[Exercise instructions]:
Gather every line from the entries below that includes "iframe".

[Extracted information]:
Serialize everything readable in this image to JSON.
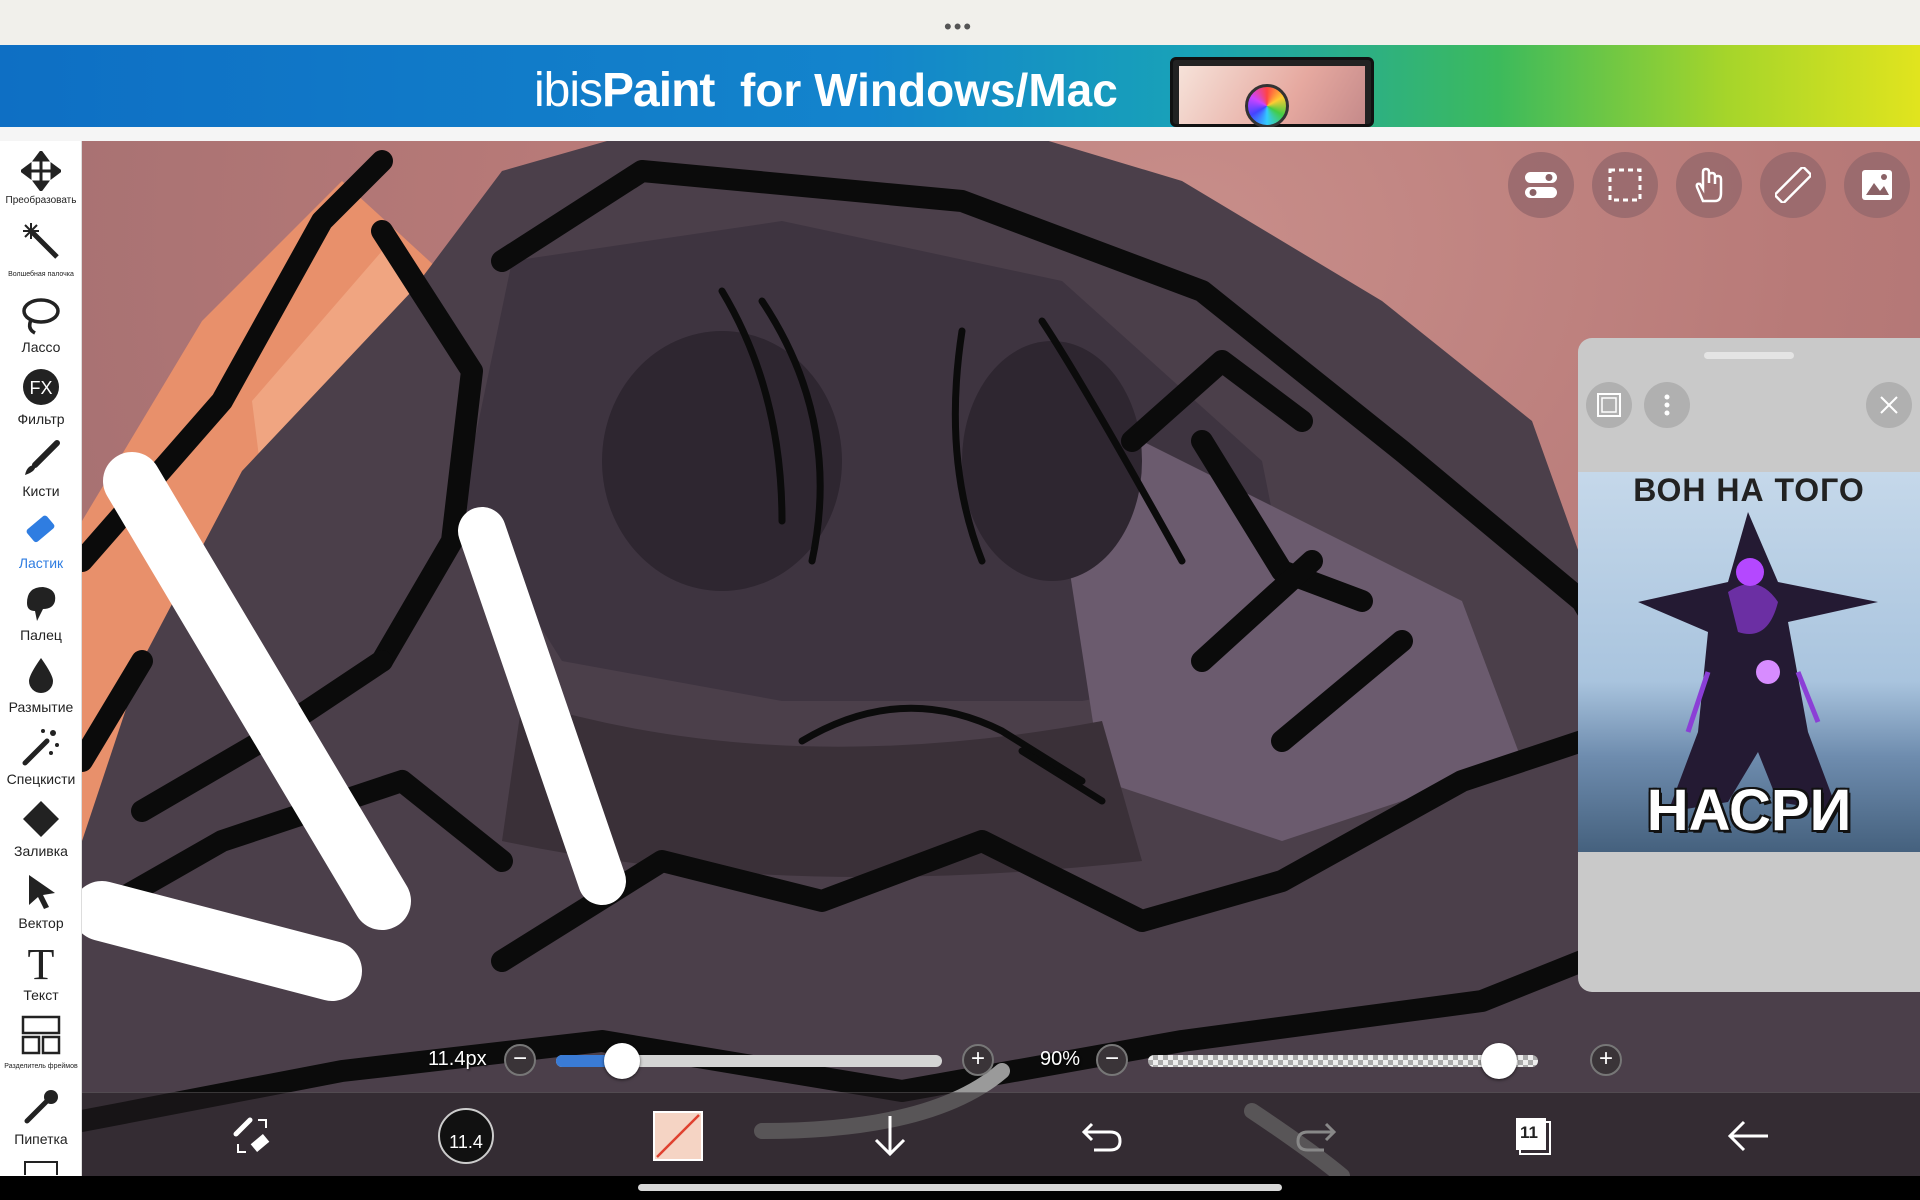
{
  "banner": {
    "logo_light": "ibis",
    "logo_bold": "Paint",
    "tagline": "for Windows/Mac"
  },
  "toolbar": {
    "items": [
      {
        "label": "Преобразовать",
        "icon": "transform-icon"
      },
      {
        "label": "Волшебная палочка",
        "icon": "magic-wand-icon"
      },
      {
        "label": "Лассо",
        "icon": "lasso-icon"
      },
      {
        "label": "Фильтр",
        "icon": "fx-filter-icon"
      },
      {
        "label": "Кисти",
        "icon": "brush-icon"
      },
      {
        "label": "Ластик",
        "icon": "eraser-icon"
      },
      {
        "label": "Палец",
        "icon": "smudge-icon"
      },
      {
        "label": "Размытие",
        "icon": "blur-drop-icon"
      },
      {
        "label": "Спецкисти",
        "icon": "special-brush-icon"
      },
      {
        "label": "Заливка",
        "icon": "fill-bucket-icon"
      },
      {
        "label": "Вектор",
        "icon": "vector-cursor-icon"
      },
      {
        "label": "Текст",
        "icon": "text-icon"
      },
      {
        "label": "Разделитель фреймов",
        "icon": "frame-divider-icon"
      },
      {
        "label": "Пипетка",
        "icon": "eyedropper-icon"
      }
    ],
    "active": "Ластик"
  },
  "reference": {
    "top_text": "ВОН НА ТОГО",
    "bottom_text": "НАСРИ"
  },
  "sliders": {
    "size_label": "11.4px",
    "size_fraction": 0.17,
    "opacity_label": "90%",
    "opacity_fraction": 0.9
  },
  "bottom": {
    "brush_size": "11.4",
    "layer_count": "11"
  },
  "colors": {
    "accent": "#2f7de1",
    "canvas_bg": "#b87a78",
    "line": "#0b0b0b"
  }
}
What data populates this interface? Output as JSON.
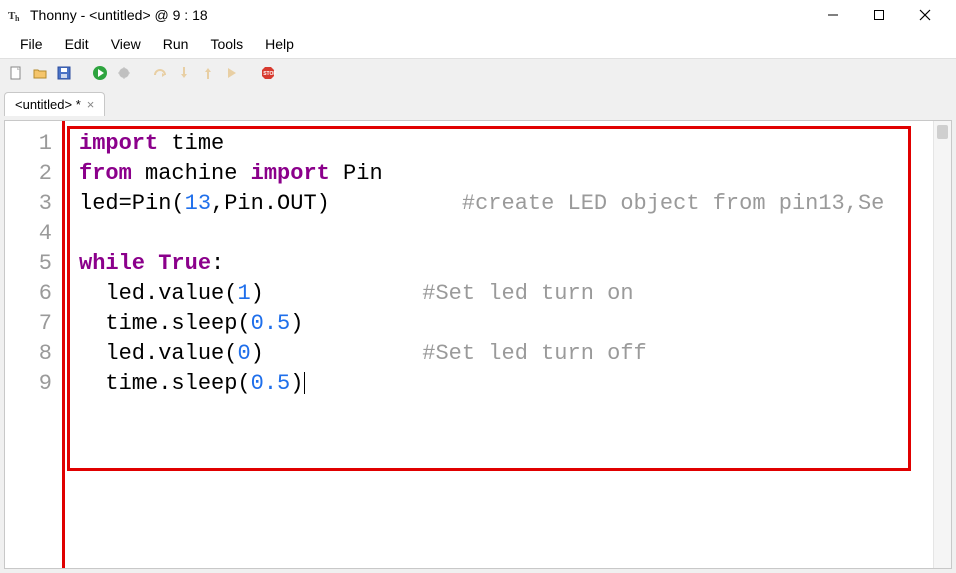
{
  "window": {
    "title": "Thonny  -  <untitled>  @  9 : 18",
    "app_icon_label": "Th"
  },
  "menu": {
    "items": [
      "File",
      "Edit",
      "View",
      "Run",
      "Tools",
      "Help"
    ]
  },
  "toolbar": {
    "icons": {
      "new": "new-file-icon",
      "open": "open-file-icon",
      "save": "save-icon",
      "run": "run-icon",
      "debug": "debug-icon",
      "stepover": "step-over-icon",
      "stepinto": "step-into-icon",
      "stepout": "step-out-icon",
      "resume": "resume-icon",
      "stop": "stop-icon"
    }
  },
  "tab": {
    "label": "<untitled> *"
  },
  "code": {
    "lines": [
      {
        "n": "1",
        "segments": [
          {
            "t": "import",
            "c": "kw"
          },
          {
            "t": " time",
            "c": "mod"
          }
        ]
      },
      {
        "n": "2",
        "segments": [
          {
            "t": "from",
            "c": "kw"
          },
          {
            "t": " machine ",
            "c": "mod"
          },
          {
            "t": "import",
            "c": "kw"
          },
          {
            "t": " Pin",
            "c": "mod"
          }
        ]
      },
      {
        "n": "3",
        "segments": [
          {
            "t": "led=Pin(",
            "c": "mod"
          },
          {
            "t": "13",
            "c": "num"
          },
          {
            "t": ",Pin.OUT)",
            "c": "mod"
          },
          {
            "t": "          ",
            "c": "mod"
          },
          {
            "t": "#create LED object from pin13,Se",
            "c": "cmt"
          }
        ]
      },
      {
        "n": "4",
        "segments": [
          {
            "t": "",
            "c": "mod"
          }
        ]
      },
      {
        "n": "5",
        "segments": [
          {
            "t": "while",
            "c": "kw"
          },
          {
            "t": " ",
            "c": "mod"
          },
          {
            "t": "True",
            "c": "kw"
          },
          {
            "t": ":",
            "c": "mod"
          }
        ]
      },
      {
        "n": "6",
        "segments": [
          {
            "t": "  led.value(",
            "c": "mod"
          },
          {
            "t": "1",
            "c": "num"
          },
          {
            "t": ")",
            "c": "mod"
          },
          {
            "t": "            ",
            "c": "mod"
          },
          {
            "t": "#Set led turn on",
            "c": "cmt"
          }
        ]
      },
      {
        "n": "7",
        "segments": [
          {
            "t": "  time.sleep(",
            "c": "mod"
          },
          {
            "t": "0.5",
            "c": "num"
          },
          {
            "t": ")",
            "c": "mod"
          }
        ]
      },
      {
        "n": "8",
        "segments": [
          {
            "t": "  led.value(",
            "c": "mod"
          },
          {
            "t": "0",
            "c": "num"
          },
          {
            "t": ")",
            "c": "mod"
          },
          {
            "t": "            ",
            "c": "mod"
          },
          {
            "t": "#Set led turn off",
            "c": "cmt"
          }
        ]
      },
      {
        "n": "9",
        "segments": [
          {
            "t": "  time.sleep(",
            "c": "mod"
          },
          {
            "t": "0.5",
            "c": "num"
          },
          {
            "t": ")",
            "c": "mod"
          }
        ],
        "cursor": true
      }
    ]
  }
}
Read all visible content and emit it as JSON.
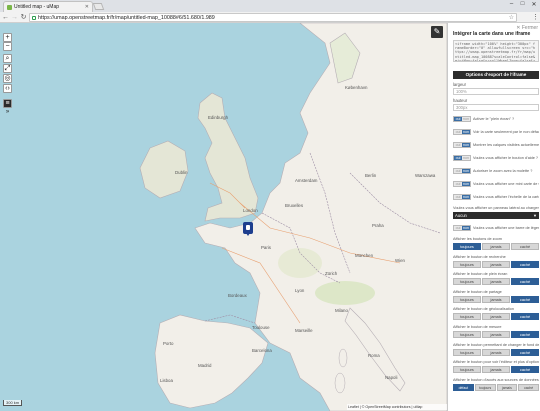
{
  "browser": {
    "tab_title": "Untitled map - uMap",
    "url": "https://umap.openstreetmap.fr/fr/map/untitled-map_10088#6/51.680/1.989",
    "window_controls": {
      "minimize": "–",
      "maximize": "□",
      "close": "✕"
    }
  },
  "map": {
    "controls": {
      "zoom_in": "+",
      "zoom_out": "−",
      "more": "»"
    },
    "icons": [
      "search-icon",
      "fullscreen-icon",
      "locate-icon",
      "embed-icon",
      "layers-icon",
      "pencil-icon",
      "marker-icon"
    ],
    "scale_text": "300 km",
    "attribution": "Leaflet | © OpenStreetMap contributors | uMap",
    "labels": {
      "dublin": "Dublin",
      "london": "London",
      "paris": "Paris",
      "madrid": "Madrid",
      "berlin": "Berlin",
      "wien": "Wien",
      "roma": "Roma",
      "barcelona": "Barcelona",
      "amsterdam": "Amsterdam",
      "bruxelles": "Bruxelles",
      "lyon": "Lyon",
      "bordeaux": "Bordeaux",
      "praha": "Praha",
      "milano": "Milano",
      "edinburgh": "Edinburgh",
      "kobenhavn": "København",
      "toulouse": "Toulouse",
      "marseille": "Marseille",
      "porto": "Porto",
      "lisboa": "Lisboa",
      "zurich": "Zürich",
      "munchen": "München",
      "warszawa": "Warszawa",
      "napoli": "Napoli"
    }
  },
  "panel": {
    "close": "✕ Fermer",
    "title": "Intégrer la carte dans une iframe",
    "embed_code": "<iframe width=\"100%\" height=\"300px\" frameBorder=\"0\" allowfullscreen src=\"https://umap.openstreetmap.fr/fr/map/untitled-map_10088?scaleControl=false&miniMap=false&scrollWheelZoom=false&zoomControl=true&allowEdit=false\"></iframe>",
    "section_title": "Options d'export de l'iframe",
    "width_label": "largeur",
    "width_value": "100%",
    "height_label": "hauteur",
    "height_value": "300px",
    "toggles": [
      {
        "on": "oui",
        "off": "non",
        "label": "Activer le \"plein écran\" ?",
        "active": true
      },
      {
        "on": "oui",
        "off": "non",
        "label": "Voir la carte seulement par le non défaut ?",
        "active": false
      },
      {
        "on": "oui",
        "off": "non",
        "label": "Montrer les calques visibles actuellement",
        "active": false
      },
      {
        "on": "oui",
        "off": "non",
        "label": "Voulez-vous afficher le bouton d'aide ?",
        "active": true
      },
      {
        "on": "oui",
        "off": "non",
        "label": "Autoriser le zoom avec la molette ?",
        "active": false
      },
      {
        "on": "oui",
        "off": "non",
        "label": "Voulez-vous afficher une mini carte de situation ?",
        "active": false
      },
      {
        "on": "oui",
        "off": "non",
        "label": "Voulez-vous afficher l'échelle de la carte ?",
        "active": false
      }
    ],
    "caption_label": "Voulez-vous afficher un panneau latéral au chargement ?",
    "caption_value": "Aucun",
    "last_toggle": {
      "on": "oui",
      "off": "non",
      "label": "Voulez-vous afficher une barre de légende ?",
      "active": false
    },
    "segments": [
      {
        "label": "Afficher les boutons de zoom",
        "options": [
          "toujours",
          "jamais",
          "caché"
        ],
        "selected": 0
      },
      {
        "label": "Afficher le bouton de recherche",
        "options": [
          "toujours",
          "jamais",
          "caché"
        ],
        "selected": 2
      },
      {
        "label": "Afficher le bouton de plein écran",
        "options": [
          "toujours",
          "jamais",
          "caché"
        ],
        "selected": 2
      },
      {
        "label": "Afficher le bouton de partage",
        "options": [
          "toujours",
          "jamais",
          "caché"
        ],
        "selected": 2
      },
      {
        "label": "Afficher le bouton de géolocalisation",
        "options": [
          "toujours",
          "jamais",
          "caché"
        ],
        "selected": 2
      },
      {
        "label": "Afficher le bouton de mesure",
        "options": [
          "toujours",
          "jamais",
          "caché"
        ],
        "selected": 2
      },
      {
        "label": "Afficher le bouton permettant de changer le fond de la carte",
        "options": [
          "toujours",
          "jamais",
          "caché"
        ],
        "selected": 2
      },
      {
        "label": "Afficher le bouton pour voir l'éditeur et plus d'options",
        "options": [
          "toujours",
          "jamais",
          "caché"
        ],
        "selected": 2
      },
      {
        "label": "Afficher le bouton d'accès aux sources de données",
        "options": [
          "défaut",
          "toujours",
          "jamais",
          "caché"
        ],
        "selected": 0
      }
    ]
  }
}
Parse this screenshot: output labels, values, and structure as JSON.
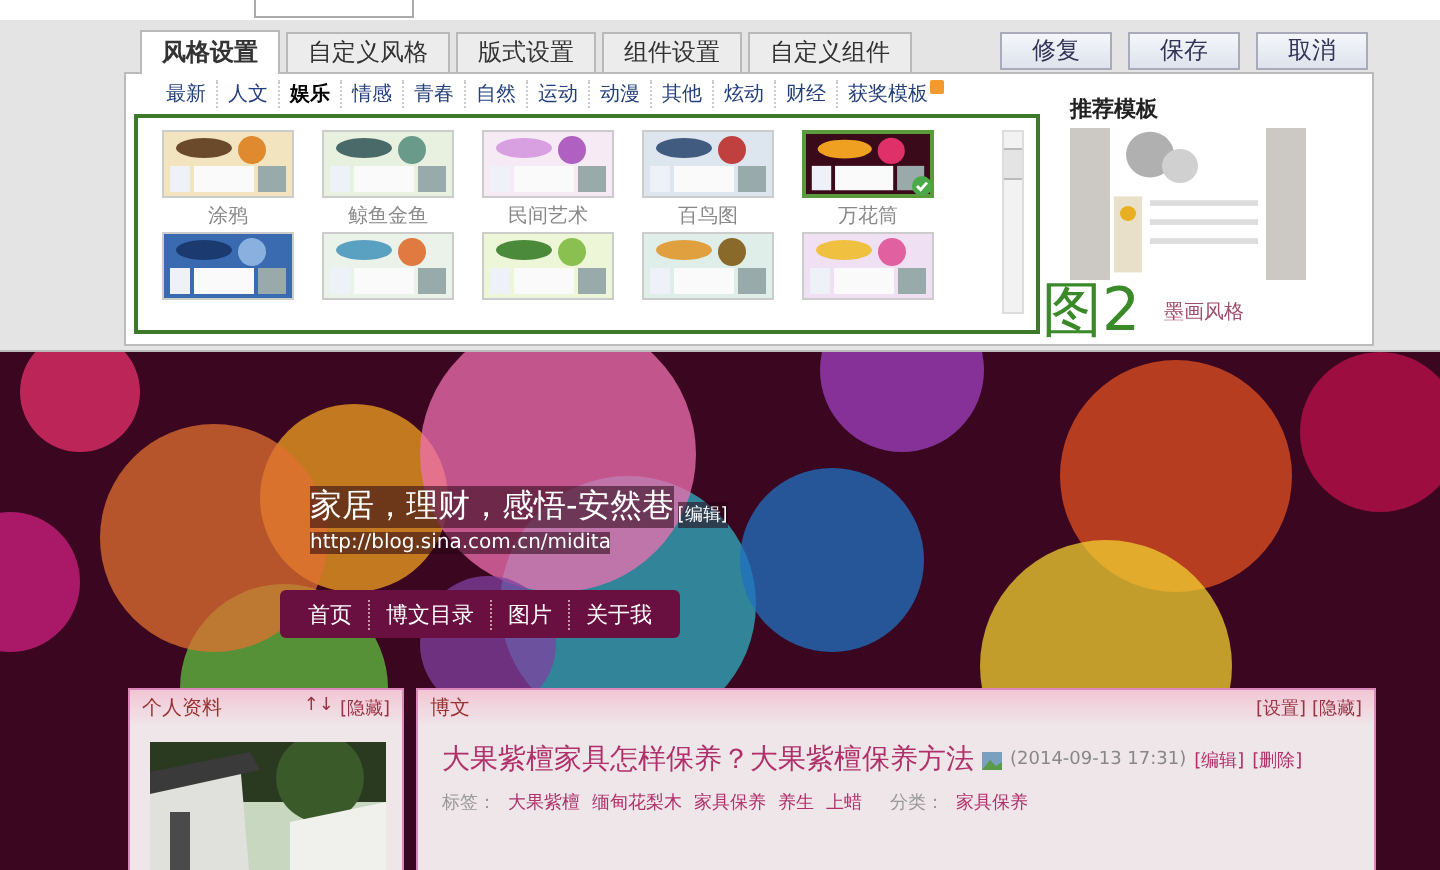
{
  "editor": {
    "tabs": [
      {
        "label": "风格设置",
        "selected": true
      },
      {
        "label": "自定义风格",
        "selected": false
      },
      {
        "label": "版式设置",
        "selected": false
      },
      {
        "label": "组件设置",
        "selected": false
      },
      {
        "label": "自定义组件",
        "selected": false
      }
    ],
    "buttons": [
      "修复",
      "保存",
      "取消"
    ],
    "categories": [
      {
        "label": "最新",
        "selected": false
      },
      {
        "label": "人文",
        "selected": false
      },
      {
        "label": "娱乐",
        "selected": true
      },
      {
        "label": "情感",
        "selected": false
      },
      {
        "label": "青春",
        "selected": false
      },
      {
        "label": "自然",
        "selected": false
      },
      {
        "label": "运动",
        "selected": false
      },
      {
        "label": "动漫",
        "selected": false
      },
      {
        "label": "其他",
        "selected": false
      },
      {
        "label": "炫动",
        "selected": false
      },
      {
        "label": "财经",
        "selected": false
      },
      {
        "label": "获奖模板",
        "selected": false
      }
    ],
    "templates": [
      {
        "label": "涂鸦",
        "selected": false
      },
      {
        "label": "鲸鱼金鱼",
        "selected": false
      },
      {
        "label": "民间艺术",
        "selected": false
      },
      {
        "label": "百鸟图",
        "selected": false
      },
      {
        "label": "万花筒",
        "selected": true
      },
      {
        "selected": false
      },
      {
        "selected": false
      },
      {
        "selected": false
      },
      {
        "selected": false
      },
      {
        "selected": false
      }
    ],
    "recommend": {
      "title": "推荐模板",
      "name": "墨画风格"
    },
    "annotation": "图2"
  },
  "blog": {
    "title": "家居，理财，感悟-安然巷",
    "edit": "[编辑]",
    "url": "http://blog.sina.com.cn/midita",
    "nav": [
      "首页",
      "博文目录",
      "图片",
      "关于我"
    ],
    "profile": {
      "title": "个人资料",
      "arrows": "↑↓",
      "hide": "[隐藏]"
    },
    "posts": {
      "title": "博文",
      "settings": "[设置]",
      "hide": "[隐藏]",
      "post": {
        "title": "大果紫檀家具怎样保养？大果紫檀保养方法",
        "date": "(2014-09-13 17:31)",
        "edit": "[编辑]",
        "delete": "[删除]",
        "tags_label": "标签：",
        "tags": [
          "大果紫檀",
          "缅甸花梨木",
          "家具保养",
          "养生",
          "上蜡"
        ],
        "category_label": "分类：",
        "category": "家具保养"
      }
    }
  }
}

[Solution to the exercise]:
    "title": "Intégrer la carte dans une iframe",
    "embed_code": "<iframe width=\"100%\" height=\"300px\" frameBorder=\"0\" allowfullscreen src=\"https://umap.openstreetmap.fr/fr/map/untitled-map_10088?scaleControl=false&miniMap=false&scrollWheelZoom=false&zoomControl=true&allowEdit=false\"></iframe>",
    "section_title": "Options d'export de l'iframe",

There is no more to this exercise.